- Exercise brief -
Would you please return the lines of the material that contain the word "icon"?

:: Extracted data

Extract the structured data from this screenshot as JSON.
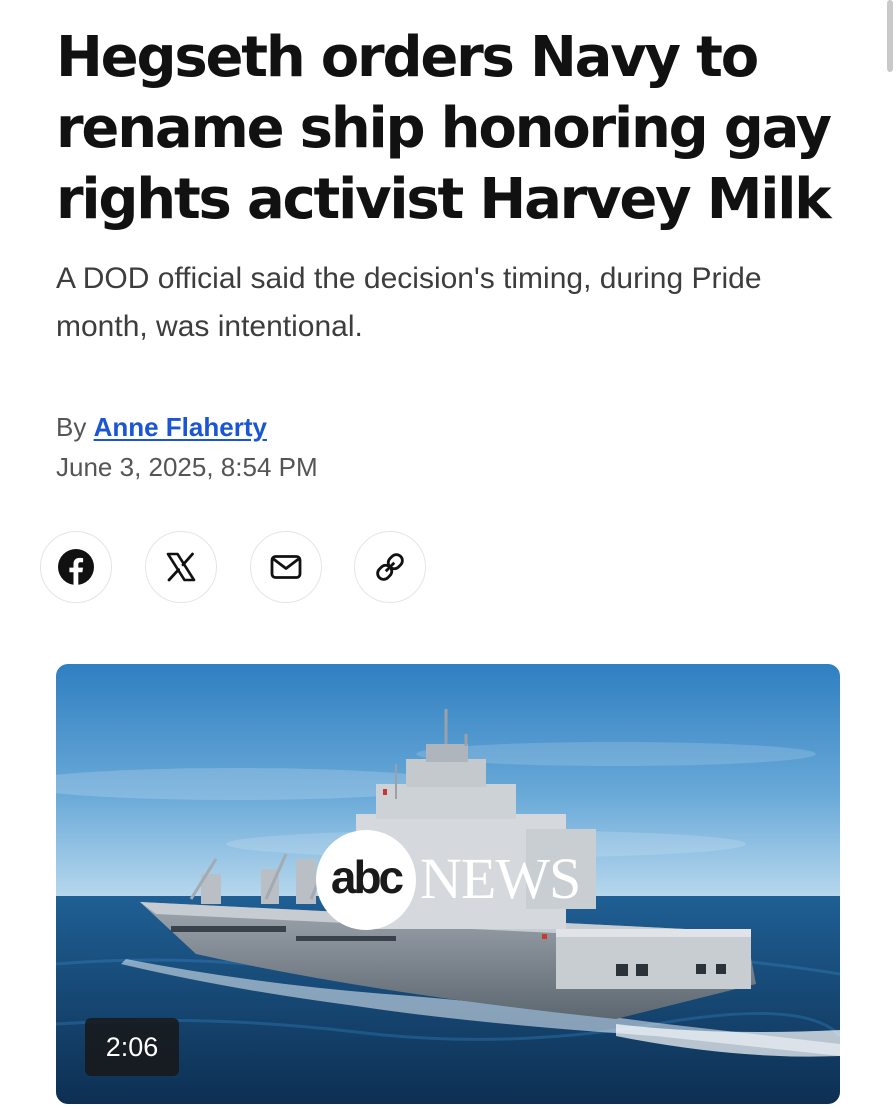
{
  "article": {
    "headline": "Hegseth orders Navy to rename ship honoring gay rights activist Harvey Milk",
    "subheadline": "A DOD official said the decision's timing, during Pride month, was intentional.",
    "byline_prefix": "By",
    "author": "Anne Flaherty",
    "timestamp": "June 3, 2025, 8:54 PM"
  },
  "share": {
    "buttons": [
      {
        "name": "facebook",
        "icon": "facebook-icon"
      },
      {
        "name": "x",
        "icon": "x-icon"
      },
      {
        "name": "email",
        "icon": "mail-icon"
      },
      {
        "name": "copy-link",
        "icon": "link-icon"
      }
    ]
  },
  "video": {
    "duration": "2:06",
    "logo_text": "abc",
    "logo_word": "NEWS"
  },
  "colors": {
    "link": "#1a55d6",
    "headline": "#111111",
    "subtext": "#3d3d3d",
    "meta": "#555555"
  }
}
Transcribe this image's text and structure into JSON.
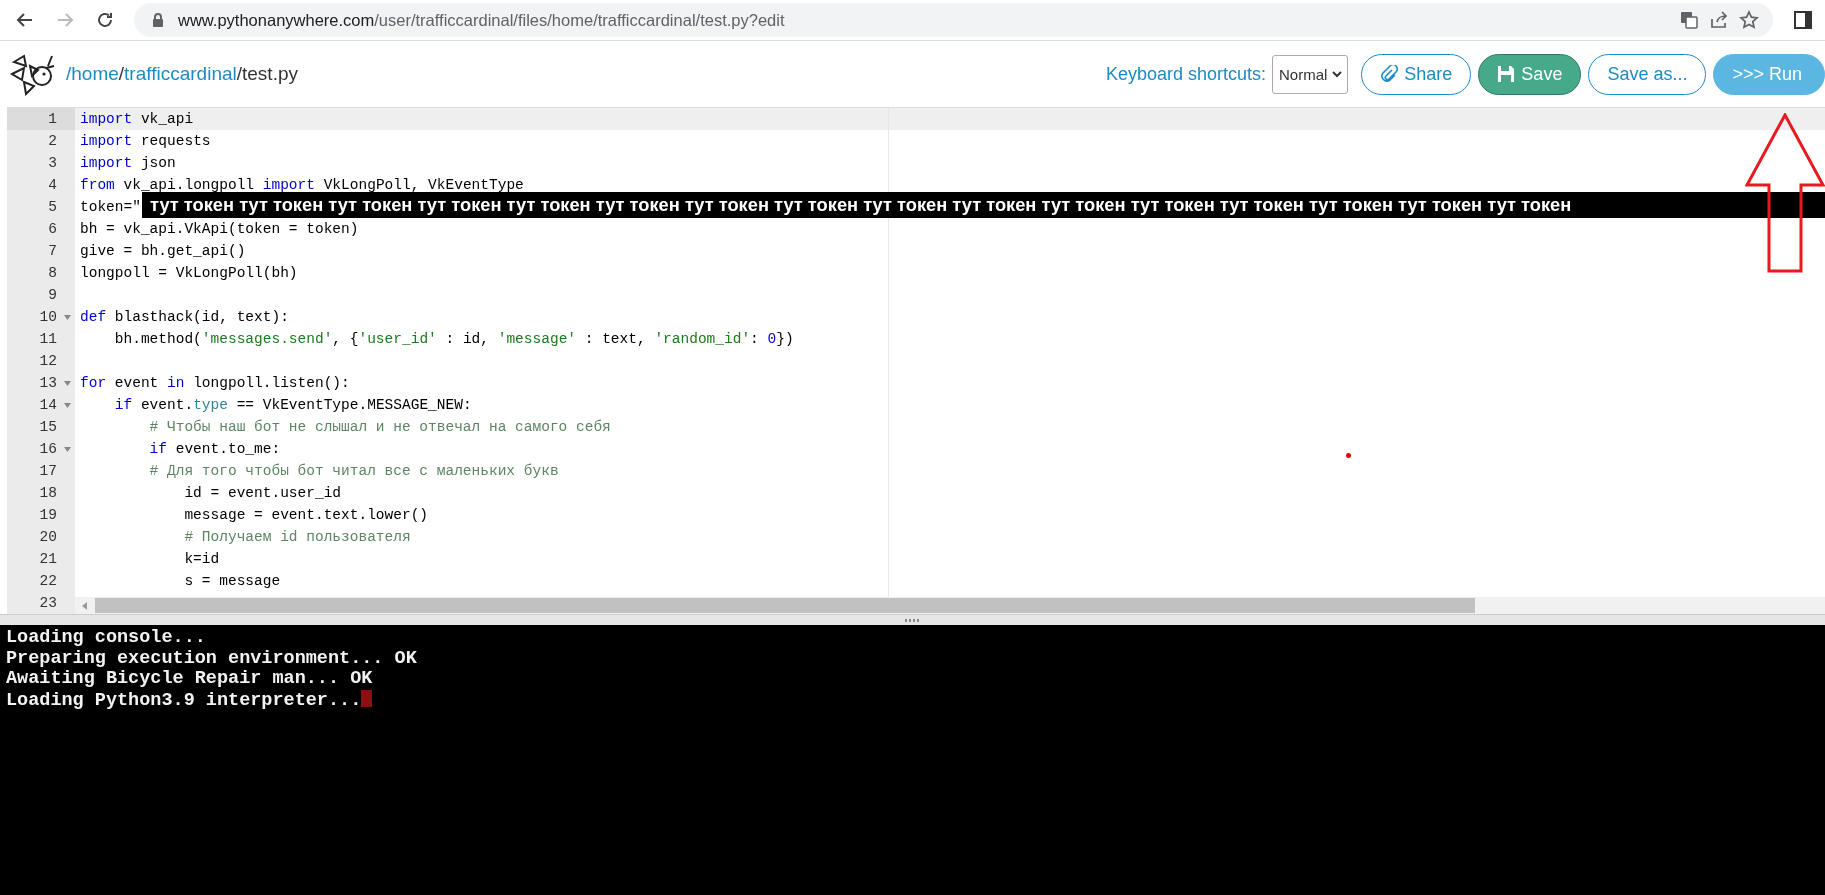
{
  "browser": {
    "nav_buttons": [
      {
        "kind": "back",
        "disabled": false
      },
      {
        "kind": "forward",
        "disabled": true
      },
      {
        "kind": "reload",
        "disabled": false
      }
    ],
    "url_host": "www.pythonanywhere.com",
    "url_path": "/user/trafficcardinal/files/home/trafficcardinal/test.py?edit"
  },
  "header": {
    "path": [
      {
        "kind": "link",
        "text": "/home"
      },
      {
        "kind": "text",
        "text": "/"
      },
      {
        "kind": "link",
        "text": "trafficcardinal"
      },
      {
        "kind": "text",
        "text": "/test.py"
      }
    ],
    "shortcuts_label": "Keyboard shortcuts:",
    "keymap": "Normal",
    "buttons": [
      {
        "kind": "share",
        "label": "Share"
      },
      {
        "kind": "save",
        "label": "Save"
      },
      {
        "kind": "saveas",
        "label": "Save as..."
      },
      {
        "kind": "run",
        "label": ">>> Run"
      }
    ]
  },
  "editor": {
    "lines": [
      {
        "number": "1",
        "active": true,
        "fold": false,
        "tokens": [
          {
            "kind": "kw",
            "text": "import"
          },
          {
            "kind": "plain",
            "text": " vk_api"
          }
        ]
      },
      {
        "number": "2",
        "active": false,
        "fold": false,
        "tokens": [
          {
            "kind": "kw",
            "text": "import"
          },
          {
            "kind": "plain",
            "text": " requests"
          }
        ]
      },
      {
        "number": "3",
        "active": false,
        "fold": false,
        "tokens": [
          {
            "kind": "kw",
            "text": "import"
          },
          {
            "kind": "plain",
            "text": " json"
          }
        ]
      },
      {
        "number": "4",
        "active": false,
        "fold": false,
        "tokens": [
          {
            "kind": "kw",
            "text": "from"
          },
          {
            "kind": "plain",
            "text": " vk_api.longpoll "
          },
          {
            "kind": "kw",
            "text": "import"
          },
          {
            "kind": "plain",
            "text": " VkLongPoll, VkEventType"
          }
        ]
      },
      {
        "number": "5",
        "active": false,
        "fold": false,
        "tokens": [
          {
            "kind": "plain",
            "text": "token=\""
          }
        ]
      },
      {
        "number": "6",
        "active": false,
        "fold": false,
        "tokens": [
          {
            "kind": "plain",
            "text": "bh = vk_api.VkApi(token = token)"
          }
        ]
      },
      {
        "number": "7",
        "active": false,
        "fold": false,
        "tokens": [
          {
            "kind": "plain",
            "text": "give = bh.get_api()"
          }
        ]
      },
      {
        "number": "8",
        "active": false,
        "fold": false,
        "tokens": [
          {
            "kind": "plain",
            "text": "longpoll = VkLongPoll(bh)"
          }
        ]
      },
      {
        "number": "9",
        "active": false,
        "fold": false
      },
      {
        "number": "10",
        "active": false,
        "fold": true,
        "tokens": [
          {
            "kind": "kw",
            "text": "def"
          },
          {
            "kind": "plain",
            "text": " blasthack(id, text):"
          }
        ]
      },
      {
        "number": "11",
        "active": false,
        "fold": false,
        "tokens": [
          {
            "kind": "plain",
            "text": "    bh.method("
          },
          {
            "kind": "str",
            "text": "'messages.send'"
          },
          {
            "kind": "plain",
            "text": ", {"
          },
          {
            "kind": "str",
            "text": "'user_id'"
          },
          {
            "kind": "plain",
            "text": " : id, "
          },
          {
            "kind": "str",
            "text": "'message'"
          },
          {
            "kind": "plain",
            "text": " : text, "
          },
          {
            "kind": "str",
            "text": "'random_id'"
          },
          {
            "kind": "plain",
            "text": ": "
          },
          {
            "kind": "num",
            "text": "0"
          },
          {
            "kind": "plain",
            "text": "})"
          }
        ]
      },
      {
        "number": "12",
        "active": false,
        "fold": false
      },
      {
        "number": "13",
        "active": false,
        "fold": true,
        "tokens": [
          {
            "kind": "kw",
            "text": "for"
          },
          {
            "kind": "plain",
            "text": " event "
          },
          {
            "kind": "kw",
            "text": "in"
          },
          {
            "kind": "plain",
            "text": " longpoll.listen():"
          }
        ]
      },
      {
        "number": "14",
        "active": false,
        "fold": true,
        "tokens": [
          {
            "kind": "kw",
            "text": "    if"
          },
          {
            "kind": "plain",
            "text": " event."
          },
          {
            "kind": "builtin",
            "text": "type"
          },
          {
            "kind": "plain",
            "text": " == VkEventType.MESSAGE_NEW:"
          }
        ]
      },
      {
        "number": "15",
        "active": false,
        "fold": false,
        "tokens": [
          {
            "kind": "com",
            "text": "        # Чтобы наш бот не слышал и не отвечал на самого себя"
          }
        ]
      },
      {
        "number": "16",
        "active": false,
        "fold": true,
        "tokens": [
          {
            "kind": "kw",
            "text": "        if"
          },
          {
            "kind": "plain",
            "text": " event.to_me:"
          }
        ]
      },
      {
        "number": "17",
        "active": false,
        "fold": false,
        "tokens": [
          {
            "kind": "com",
            "text": "        # Для того чтобы бот читал все с маленьких букв"
          }
        ]
      },
      {
        "number": "18",
        "active": false,
        "fold": false,
        "tokens": [
          {
            "kind": "plain",
            "text": "            id = event.user_id"
          }
        ]
      },
      {
        "number": "19",
        "active": false,
        "fold": false,
        "tokens": [
          {
            "kind": "plain",
            "text": "            message = event.text.lower()"
          }
        ]
      },
      {
        "number": "20",
        "active": false,
        "fold": false,
        "tokens": [
          {
            "kind": "com",
            "text": "            # Получаем id пользователя"
          }
        ]
      },
      {
        "number": "21",
        "active": false,
        "fold": false,
        "tokens": [
          {
            "kind": "plain",
            "text": "            k=id"
          }
        ]
      },
      {
        "number": "22",
        "active": false,
        "fold": false,
        "tokens": [
          {
            "kind": "plain",
            "text": "            s = message"
          }
        ]
      },
      {
        "number": "23",
        "active": false,
        "fold": false
      }
    ]
  },
  "overlay": {
    "text": "тут токен тут токен тут токен тут токен тут токен тут токен тут токен тут токен тут токен тут токен тут токен тут токен тут токен тут токен тут токен тут токен"
  },
  "console": {
    "lines": [
      "Loading console...",
      "Preparing execution environment... OK",
      "Awaiting Bicycle Repair man... OK",
      "Loading Python3.9 interpreter..."
    ],
    "cursor": true
  }
}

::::

- Solution to this task -
        "icon": "facebook-icon"
        "icon": "x-icon"
        "icon": "mail-icon"
        "icon": "link-icon"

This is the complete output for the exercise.